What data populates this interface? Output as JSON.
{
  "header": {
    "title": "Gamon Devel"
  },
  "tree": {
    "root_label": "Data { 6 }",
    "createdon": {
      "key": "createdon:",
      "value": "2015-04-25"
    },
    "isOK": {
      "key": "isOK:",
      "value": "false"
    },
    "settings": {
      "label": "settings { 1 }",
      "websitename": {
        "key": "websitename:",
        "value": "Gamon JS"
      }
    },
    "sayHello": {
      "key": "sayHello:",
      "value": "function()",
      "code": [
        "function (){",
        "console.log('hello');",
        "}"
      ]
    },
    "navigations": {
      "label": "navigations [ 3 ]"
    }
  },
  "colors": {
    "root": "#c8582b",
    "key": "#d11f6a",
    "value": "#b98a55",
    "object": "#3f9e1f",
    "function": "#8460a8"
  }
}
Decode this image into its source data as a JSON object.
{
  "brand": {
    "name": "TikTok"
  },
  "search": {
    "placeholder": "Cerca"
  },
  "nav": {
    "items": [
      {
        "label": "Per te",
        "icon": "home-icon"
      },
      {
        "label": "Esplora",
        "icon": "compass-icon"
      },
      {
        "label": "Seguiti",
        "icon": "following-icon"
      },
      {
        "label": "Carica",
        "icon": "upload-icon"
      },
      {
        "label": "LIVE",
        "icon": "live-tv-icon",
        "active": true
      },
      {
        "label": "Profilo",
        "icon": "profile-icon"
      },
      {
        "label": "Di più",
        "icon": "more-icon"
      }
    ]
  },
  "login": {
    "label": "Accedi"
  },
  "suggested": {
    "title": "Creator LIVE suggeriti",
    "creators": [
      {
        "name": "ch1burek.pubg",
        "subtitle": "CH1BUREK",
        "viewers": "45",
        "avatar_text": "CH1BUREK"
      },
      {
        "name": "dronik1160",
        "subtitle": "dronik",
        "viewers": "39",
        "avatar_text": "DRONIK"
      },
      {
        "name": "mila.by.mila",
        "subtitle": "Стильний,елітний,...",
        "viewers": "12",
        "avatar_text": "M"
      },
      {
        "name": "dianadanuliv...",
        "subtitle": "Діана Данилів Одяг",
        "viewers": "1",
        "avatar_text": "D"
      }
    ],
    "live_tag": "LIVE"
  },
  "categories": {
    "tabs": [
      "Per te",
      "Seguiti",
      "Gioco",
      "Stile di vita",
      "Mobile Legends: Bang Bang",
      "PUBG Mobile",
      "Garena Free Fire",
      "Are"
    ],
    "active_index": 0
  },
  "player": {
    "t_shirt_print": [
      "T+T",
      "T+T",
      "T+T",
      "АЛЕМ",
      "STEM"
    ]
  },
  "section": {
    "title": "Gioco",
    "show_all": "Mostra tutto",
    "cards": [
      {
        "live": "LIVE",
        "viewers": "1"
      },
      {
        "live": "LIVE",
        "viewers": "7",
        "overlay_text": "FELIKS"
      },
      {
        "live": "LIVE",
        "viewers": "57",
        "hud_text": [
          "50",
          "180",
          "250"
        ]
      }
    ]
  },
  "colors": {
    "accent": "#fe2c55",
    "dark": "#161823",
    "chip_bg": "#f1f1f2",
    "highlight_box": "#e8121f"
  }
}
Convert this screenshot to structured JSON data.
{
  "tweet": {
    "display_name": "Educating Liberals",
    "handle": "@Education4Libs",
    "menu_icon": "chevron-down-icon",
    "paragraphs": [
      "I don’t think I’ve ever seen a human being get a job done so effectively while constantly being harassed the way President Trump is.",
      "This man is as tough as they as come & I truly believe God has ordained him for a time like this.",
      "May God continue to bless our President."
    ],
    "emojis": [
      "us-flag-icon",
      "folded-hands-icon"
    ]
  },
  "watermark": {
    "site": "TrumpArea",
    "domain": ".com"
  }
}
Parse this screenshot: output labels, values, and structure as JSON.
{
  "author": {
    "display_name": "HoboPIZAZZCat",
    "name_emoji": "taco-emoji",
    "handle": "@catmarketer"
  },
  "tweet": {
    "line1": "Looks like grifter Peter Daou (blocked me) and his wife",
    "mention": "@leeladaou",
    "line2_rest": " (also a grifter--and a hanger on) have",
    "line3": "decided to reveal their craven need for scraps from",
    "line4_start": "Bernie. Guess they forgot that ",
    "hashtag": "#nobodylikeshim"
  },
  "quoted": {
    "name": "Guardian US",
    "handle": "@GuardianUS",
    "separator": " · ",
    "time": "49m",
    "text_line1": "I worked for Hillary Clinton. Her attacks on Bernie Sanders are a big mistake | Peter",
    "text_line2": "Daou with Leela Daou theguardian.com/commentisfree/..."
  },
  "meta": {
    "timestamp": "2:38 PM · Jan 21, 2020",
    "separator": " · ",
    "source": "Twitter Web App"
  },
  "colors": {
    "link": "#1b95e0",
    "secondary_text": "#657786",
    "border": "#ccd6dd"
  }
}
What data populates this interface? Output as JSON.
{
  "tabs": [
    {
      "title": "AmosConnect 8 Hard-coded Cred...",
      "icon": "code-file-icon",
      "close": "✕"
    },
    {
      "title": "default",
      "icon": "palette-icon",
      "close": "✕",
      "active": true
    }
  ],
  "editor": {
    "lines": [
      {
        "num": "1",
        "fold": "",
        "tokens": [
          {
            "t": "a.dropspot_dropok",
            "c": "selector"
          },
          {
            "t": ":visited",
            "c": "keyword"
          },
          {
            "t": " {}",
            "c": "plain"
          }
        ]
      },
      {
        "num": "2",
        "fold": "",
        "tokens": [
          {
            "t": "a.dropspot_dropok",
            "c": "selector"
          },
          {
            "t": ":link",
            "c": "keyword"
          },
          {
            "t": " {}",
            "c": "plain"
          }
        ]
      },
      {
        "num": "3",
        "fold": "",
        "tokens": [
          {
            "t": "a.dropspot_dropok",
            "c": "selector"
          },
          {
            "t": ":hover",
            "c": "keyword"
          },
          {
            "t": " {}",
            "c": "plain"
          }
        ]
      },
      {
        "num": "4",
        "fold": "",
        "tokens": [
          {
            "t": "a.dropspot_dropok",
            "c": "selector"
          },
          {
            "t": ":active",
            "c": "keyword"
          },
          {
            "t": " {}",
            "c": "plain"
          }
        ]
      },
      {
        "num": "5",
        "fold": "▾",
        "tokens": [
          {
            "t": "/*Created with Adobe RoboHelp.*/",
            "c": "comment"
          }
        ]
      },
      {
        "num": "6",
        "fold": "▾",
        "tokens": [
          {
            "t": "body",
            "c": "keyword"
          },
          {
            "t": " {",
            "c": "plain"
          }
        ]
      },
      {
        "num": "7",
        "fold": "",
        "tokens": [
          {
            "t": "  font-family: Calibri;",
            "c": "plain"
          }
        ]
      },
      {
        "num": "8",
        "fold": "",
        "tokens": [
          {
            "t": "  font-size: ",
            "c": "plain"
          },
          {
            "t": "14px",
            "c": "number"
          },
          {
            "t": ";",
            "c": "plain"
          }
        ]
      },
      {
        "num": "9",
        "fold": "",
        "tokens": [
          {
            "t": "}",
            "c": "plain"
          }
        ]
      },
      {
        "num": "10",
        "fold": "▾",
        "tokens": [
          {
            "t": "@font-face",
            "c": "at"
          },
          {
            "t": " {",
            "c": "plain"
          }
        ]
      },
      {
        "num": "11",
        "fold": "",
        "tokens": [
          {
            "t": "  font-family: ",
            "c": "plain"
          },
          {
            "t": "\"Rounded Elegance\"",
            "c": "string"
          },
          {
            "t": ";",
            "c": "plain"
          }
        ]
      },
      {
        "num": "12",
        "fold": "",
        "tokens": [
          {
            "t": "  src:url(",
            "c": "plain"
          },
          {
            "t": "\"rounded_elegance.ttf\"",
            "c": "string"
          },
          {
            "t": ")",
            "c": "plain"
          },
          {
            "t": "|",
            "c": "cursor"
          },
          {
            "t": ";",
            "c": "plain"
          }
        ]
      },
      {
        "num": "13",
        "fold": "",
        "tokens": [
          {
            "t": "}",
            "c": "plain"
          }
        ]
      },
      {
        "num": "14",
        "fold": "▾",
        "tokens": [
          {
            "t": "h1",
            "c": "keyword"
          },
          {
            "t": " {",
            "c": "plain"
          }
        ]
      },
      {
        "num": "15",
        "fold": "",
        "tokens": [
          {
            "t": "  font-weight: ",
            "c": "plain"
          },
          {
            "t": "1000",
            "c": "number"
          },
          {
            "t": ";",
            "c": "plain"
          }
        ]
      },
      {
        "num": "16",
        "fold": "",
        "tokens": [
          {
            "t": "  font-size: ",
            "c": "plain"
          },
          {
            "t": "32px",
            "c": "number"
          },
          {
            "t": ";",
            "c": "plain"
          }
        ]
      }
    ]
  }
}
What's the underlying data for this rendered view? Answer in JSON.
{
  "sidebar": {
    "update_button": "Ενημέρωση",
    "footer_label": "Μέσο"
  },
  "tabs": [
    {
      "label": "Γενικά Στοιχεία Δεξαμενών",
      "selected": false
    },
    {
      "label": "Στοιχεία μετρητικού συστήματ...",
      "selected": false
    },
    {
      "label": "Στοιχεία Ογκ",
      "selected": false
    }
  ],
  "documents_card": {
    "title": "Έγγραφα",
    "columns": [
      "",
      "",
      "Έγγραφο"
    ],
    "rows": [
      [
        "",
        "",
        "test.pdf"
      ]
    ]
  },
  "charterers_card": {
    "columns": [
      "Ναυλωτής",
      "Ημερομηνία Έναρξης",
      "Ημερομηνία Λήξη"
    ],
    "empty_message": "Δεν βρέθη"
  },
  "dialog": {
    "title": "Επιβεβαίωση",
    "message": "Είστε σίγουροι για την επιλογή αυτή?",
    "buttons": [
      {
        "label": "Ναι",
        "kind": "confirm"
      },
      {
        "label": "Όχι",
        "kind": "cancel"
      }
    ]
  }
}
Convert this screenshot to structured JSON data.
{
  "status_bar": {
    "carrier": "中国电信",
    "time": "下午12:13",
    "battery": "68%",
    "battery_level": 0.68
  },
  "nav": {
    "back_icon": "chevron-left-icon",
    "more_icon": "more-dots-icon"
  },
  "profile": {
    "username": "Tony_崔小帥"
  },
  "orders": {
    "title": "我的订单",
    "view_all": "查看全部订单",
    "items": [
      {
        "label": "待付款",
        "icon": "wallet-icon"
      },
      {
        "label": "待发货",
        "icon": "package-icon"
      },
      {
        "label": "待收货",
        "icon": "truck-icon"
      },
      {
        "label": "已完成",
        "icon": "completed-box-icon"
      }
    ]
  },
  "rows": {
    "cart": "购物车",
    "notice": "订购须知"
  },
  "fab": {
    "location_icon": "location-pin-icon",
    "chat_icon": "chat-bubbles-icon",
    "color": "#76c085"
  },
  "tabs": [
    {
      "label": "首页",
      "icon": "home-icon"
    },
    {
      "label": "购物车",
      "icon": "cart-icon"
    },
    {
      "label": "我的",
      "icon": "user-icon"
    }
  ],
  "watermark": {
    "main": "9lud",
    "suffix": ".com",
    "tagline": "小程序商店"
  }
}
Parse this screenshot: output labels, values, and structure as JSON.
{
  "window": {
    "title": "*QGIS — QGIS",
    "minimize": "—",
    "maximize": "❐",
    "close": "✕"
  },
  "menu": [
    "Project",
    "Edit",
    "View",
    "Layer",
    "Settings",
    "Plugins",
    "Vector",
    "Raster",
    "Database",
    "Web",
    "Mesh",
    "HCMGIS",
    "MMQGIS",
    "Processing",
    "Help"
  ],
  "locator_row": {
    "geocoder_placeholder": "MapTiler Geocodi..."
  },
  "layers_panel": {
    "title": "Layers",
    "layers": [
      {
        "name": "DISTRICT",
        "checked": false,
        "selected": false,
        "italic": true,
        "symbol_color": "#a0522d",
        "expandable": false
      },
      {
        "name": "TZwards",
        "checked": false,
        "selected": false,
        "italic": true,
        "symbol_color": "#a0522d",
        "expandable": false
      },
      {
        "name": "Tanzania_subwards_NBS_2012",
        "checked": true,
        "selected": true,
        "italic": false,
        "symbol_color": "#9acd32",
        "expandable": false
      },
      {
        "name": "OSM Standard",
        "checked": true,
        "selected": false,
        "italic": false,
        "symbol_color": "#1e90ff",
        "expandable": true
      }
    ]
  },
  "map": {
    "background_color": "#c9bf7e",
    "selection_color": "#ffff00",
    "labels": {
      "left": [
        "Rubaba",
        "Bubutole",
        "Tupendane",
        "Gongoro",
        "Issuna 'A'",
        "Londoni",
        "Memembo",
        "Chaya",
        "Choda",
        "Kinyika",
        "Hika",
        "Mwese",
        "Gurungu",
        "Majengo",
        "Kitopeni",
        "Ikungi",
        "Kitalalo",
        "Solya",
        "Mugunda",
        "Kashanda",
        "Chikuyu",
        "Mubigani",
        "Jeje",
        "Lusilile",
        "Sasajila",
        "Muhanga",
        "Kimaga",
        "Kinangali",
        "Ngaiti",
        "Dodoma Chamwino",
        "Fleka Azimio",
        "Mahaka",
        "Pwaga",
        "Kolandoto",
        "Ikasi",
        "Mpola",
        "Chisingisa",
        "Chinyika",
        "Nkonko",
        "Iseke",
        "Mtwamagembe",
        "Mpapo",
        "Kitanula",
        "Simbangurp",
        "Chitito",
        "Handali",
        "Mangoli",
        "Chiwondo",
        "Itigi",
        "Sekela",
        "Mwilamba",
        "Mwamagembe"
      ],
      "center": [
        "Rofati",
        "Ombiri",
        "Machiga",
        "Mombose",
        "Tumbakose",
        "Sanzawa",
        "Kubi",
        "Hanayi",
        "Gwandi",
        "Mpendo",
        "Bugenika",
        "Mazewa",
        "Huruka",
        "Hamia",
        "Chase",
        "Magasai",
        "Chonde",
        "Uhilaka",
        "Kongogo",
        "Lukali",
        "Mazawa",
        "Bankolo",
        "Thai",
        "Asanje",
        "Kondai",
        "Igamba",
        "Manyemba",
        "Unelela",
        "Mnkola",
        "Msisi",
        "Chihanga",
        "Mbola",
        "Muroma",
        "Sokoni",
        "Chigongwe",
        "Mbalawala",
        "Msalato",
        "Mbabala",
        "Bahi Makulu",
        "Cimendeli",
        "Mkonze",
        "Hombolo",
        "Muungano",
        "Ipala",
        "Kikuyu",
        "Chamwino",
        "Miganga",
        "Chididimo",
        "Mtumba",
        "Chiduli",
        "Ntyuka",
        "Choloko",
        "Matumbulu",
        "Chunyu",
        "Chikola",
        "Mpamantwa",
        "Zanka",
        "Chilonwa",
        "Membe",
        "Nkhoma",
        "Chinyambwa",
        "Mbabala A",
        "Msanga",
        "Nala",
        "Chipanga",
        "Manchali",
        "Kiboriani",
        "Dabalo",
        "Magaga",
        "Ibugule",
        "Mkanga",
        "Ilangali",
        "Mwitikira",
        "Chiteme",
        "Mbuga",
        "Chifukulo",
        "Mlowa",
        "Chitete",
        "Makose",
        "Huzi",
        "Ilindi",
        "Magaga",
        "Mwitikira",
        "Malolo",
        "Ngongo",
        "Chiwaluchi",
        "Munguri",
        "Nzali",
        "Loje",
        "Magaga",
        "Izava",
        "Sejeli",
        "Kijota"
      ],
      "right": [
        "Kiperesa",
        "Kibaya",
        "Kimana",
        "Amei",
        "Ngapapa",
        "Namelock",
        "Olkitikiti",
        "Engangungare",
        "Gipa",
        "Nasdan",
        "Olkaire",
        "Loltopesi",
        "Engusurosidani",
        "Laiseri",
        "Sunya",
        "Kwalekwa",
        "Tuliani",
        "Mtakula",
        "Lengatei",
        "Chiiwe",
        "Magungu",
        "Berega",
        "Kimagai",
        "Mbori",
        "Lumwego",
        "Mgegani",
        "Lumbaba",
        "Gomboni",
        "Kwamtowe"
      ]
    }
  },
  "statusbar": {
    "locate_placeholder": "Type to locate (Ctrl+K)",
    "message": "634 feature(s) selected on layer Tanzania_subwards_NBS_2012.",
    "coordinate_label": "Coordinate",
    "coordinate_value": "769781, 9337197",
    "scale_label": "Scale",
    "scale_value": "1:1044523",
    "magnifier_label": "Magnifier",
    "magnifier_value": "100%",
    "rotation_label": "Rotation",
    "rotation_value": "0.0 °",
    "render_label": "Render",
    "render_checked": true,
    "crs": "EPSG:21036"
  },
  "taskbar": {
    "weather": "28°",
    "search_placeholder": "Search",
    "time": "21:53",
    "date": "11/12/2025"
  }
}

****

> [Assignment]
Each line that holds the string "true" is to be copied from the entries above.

> [Output below]
        "active": true
      "active": true
        "italic": true,
        "italic": true,
        "checked": true,
        "selected": true,
        "checked": true,
        "expandable": true
    "render_checked": true,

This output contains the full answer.